My noble and learned friend was inclined to quarrel with my statement that this provision goes back to 1965 although that was supported by the noble Lord, Lord Meston. He said that it goes back to the middle of the last century. That is at best only half-valid.

There was a provision to which he referred and which arose out of the union of two very raffish figures; I am sorry to say that one of them was a predecessor of my noble and learned friend on the Woolsack, Lord Lyndhurst. I am very surprised that my noble and learned friend should take him in any way as a model. The other was Mrs. Caroline Norton, whose husband brought an action for adultery (criminal conversation) naming Lord Melbourne, the Home Secretary--or he may have been Prime Minister by that time--as her lover. That is the origin of what happened in the middle of the last century. It was partly a precursor of the Married Women's Property Act, which was designed to protect the property of married women who were living separately from their husbands under a separation order, as it is now called. That is only half of what is now proposed, which was fully expounded in 1965.

One comes back to this: although lipservice is paid to the right of anybody on conscientious objection to prefer a separation order to a divorce order, although that is conceded, the normal law of intestacy which would benefit only such a person making such a choice is altered to that person's disadvantage.

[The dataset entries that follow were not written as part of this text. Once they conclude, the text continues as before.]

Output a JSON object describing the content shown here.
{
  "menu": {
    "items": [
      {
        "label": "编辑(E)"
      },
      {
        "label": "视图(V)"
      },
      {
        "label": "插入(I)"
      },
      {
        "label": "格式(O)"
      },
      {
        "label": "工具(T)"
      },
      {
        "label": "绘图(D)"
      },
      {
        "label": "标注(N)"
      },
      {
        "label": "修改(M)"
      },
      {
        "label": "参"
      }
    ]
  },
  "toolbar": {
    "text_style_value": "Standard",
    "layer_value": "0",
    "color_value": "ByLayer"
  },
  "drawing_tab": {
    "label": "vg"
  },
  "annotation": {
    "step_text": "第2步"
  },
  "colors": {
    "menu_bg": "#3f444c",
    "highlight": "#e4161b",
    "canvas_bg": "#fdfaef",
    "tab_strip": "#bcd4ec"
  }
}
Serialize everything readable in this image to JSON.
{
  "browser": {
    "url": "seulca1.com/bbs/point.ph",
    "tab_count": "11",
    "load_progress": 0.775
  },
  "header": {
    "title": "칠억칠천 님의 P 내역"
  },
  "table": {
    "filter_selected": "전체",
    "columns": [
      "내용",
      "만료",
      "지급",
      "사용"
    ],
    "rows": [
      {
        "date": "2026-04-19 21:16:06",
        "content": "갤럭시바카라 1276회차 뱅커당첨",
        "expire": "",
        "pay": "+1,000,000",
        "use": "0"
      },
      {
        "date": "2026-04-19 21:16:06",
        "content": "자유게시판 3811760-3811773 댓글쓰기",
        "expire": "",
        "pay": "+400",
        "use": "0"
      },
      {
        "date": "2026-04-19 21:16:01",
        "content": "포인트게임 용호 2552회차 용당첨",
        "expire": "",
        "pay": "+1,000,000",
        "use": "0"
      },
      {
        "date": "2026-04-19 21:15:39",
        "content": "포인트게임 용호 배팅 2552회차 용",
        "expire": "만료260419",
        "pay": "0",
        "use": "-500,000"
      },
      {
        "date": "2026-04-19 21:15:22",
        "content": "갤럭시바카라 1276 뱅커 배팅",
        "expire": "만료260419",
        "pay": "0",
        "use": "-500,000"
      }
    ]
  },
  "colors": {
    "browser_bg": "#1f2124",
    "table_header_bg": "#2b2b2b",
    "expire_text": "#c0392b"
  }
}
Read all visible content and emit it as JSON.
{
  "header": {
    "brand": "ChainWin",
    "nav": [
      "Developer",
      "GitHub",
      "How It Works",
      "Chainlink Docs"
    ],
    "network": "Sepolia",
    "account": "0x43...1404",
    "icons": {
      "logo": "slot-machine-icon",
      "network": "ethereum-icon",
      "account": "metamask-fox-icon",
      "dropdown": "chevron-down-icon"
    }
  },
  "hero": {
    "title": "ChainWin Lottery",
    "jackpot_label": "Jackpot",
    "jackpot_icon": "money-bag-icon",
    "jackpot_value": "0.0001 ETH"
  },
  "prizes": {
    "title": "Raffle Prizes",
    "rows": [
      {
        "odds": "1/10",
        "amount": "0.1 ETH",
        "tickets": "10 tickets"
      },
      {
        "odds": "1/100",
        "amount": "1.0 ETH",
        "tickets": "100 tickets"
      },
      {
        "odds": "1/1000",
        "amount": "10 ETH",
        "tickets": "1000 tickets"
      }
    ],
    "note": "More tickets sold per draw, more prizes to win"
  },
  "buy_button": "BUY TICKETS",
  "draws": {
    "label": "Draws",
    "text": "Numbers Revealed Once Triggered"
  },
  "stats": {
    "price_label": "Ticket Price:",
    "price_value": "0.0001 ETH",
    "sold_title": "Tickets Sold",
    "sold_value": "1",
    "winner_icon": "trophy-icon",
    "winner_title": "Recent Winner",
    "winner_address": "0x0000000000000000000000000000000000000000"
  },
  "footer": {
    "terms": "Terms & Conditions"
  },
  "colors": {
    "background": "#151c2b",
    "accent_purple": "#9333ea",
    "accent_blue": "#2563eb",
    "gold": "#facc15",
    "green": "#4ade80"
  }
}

I said at the beginning that this is mainly a question of impression rather than of substance because the separated spouse can always make a will and the person who might benefit from intestacy has some rights under family provision legislation. As a question of appearance, this once again shows how divorce-minded the Bill is and how at every turn it is in favour of divorce as against separation (where there is still some hope for the marriage because there is no right to remarry). However, in view of the fact that this is largely a matter of presentation and not of substance, I ask your Lordships' leave to withdraw the amendment.

Amendment, by leave, withdrawn.

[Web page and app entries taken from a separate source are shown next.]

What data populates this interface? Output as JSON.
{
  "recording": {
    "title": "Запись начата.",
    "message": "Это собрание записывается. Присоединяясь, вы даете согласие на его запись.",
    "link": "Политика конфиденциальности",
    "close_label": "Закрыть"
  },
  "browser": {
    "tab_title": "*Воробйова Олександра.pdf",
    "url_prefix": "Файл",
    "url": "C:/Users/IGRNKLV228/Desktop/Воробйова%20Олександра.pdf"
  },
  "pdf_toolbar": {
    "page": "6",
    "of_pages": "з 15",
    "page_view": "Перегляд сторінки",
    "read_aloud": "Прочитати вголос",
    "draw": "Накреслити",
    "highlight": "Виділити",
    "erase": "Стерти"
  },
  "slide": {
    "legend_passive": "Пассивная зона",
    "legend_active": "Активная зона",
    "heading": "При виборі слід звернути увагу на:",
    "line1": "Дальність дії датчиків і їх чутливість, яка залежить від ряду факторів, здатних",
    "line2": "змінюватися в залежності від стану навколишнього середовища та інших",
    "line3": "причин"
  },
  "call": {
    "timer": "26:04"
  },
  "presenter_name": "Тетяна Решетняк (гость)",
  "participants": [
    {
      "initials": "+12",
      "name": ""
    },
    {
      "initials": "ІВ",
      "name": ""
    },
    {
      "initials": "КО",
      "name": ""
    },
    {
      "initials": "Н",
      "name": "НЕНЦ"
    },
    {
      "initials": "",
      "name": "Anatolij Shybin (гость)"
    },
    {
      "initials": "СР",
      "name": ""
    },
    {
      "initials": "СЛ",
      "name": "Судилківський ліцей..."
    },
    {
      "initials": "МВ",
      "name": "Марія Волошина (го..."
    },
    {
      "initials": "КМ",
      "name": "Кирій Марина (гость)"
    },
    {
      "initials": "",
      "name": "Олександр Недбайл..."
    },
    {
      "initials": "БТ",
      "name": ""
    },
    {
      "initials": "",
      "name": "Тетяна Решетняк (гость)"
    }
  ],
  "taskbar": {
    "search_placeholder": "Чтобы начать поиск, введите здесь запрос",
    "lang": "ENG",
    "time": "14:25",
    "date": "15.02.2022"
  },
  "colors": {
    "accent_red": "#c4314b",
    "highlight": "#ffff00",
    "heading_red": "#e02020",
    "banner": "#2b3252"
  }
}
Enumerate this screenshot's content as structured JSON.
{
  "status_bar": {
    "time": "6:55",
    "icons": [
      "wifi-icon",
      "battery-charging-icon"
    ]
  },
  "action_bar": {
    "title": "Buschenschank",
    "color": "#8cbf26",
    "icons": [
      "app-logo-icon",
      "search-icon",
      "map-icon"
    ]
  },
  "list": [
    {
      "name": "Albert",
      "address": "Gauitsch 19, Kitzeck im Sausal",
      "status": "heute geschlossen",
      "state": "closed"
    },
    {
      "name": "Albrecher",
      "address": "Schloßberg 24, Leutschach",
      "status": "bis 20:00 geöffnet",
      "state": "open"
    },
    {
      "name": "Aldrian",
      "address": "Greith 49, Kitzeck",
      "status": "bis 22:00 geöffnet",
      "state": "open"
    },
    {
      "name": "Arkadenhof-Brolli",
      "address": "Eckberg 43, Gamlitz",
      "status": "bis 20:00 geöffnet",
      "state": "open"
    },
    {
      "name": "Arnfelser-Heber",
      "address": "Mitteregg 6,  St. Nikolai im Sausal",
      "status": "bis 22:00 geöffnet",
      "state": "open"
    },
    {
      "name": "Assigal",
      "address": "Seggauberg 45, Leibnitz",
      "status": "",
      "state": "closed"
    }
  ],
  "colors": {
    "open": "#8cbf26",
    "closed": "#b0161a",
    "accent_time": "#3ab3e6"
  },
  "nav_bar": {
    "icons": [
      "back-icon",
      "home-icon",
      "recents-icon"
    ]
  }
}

Clause 18 [Funding for marriage support services]:

The Lord Bishop of Oxford moved Amendment No. 93:

Page 9, line 40, leave out ("may") and insert ("shall").

The right reverend Prelate said: My Lords, in moving Amendment No. 93, I am seeking to insert the word "shall" instead of "may" in the first line of Clause 18. The amendment seeks, as far as any legislation can, to make grants mandatory rather than discretionary. I shall not speak of the value of marriage support services because the noble and learned Lord the Lord Chancellor is firmly committed to them, as are a good number of other noble Lords. I hesitate also to put forward a case

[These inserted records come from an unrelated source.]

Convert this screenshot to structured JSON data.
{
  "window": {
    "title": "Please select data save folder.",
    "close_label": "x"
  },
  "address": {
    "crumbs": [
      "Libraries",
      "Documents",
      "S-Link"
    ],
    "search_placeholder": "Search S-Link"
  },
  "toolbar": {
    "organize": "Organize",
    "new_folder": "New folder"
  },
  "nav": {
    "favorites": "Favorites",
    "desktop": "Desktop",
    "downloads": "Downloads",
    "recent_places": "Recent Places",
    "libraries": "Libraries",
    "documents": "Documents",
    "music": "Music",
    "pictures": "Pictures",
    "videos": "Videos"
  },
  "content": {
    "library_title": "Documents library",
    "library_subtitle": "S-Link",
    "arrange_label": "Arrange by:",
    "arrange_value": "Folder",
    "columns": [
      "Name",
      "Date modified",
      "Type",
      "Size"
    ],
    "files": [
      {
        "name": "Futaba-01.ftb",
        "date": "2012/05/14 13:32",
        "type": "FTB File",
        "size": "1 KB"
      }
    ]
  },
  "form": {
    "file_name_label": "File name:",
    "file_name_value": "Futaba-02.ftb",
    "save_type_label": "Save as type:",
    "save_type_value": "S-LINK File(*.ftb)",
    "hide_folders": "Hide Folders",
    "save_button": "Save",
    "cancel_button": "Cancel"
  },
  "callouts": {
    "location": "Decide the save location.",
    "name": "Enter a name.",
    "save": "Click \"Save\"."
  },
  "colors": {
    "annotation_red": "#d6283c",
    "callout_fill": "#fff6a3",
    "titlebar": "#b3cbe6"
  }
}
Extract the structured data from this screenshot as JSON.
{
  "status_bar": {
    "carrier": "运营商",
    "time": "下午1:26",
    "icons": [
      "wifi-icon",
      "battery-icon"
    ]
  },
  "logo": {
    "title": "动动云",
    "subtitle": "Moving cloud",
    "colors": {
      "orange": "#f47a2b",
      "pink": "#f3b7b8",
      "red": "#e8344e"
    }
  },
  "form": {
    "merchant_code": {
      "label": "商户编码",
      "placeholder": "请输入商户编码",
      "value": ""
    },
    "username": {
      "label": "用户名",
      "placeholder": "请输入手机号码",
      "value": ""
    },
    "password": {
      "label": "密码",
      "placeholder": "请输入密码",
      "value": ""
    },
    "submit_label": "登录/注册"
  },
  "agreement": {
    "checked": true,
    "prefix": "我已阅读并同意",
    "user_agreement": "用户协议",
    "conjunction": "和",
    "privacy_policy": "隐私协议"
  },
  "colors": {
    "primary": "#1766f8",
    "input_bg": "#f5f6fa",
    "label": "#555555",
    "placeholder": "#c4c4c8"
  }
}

4 Mar 1996 : Column 55

of financial hardship because so many charitable bodies today are doing that, but it is important to place certain financial facts and figures on the record in view of the key role which marriage support services will be asked to play.

Over the past 10 years, the contribution of central government funding to each hour of counselling undertaken by Relate, for example, has dropped from 24 per cent. to under 10 per cent. of the unit cost. That means that currently Relate has to find £10 for every hour of counselling delivered to supplement the funding obtained from clients and government. The sum which Relate has to raise amounted to £4 million last year and is becoming increasingly difficult to find. Exactly the same story could be told in relation to the Jewish Marriage Council, the Tavistock Institute of Marital Studies, One Plus One, and Marriage Care, the Catholic agency.

We are all conscious of the huge cost of divorce to the country as a whole. At present the Government spend something like £3 billion on picking up the pieces of broken marriages, but less than 0.1 per cent. of that sum is invested in marriage support services. A simple way of putting that is to say that for every £3,000 spent on divorce, less than £3 is spent on supporting marriage. However, as I have said, the marriage support services will be asked to play an increasingly important role in that area in terms of marriage preparation, marriage research and marital counselling, all of which we believe in. It is important that they are funded adequately. I beg to move.

Next Section Back to Table of Contents Lords Hansard Home Page